Before you make a choice on whether you want rehab or medication assisted treatment, ask yourself what your goals for treatment are. If you want to live a normal, drug free life, then rehab is the best choice for you. If you just want to stop withdrawal and increase your functioning, then MAT may be for you.

Whichever treatment you choose, the more effort you put into treatment, the more you will get out of it. Including counseling and 12 Step groups as a part of your treatment, will increase your chances of success. Working on co-occurring disorders with mental health treatment, resolving legal issues, reconnecting with family, developing social support, letting go of friends who still use drugs, going to school, getting a GED and becoming employed will help you to lead a normal, drug free life. 

About the author Anna Deeds:
I am a recovering addict and a Licensed Professional Counselor. I have over 7 years clean from all substances and more than 10 years from illicit drugs. I work as an addiction counselor and have more than 5 years experience counseling addicts.
Email It Send this page Print It Print friendly page Subscribe Subscribe to this topic category

Page last updated Dec 11, 2013

Creative Commons License
Copyright Notice
We welcome republishing of our content on condition that you credit Choose Help and the respective authors. This article is licensed under a Creative Commons License.

Join Thousands of Readers

who receive our weekly recovery newsletter.

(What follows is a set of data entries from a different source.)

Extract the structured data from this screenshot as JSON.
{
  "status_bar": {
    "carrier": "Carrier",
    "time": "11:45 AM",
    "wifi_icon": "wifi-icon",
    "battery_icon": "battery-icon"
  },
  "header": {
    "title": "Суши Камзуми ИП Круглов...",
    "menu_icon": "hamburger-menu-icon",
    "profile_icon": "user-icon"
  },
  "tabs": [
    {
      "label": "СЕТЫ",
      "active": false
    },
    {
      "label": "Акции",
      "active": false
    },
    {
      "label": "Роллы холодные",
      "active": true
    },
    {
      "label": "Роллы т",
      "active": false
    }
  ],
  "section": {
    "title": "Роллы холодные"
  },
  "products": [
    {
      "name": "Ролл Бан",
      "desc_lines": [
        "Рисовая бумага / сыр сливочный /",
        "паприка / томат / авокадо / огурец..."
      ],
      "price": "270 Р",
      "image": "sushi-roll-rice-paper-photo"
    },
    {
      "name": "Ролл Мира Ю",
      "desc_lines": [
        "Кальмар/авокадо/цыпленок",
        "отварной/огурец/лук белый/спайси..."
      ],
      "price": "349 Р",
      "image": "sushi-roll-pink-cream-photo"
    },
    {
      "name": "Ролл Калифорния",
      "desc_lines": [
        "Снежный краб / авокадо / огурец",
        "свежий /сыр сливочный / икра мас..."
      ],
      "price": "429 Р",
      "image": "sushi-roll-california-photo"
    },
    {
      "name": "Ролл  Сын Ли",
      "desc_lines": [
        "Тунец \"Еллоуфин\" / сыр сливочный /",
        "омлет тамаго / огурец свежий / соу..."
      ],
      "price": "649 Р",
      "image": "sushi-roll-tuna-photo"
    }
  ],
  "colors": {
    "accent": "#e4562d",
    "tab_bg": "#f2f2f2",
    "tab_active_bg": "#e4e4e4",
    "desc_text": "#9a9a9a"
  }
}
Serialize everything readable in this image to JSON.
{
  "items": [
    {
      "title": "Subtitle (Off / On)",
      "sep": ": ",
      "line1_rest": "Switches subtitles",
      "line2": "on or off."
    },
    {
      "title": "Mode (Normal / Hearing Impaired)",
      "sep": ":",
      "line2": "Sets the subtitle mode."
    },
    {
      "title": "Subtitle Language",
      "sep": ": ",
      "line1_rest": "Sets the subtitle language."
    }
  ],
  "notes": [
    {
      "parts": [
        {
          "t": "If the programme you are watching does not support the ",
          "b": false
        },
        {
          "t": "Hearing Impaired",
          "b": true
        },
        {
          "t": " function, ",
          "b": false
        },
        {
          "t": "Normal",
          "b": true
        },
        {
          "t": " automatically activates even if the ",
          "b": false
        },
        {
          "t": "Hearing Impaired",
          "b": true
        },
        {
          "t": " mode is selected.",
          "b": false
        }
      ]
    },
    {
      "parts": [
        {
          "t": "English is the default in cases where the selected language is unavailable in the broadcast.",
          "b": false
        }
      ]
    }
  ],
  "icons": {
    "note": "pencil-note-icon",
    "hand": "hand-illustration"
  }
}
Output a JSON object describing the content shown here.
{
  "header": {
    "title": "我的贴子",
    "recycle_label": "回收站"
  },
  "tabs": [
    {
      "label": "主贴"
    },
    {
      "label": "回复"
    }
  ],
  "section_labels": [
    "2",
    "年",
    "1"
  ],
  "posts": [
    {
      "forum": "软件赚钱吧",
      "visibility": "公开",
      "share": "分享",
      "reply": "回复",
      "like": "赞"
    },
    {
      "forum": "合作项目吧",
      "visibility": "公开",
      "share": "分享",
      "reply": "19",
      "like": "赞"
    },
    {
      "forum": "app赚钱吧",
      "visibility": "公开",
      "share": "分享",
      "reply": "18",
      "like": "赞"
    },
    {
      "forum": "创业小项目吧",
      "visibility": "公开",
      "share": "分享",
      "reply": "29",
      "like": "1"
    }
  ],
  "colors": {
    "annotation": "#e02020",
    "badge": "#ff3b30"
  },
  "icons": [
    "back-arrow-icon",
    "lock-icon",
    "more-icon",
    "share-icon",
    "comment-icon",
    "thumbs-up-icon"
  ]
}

Helpful Reading
Suboxone: How Long Does Treatment Take?
How Long to Stay on Suboxone – Advice from a Suboxone Doc © Zamboni.Andrea
Four pieces of advice on how long you’ll need to use Suboxone from one of America’s leading experts on the use of the drug. Read Article
Suboxone & Methadone February 20, 2012 (176)
OTC Meds for Suboxone Withdrawal Symptoms
OTC and Prescription Medications Used to Alleviate Suboxone Withdrawal Symptoms © Danielle Zeda
A list of SAMHSA recommended medications for managing the withdrawal symptoms that occur during Suboxone tapering. Read Article
Comparing Zubsolv with Suboxone
Zubsolv vs. Suboxone: Similarities and Differences © Or Hiltch
Zubsolv is a new drug for opiate dependence. Like Suboxone, it’s composed of a combination of buprenorphine and naloxone. Read on to learn about how it works and how it differs from Suboxone. Read Article
Drug Rehab December 17, 2013 (117)
Find Help In...
Like Our Site? Follow Us!

This website is certified by Health On the Net Foundation. Click to verify. This site complies with the HONcode standard for trustworthy health information:
verify here.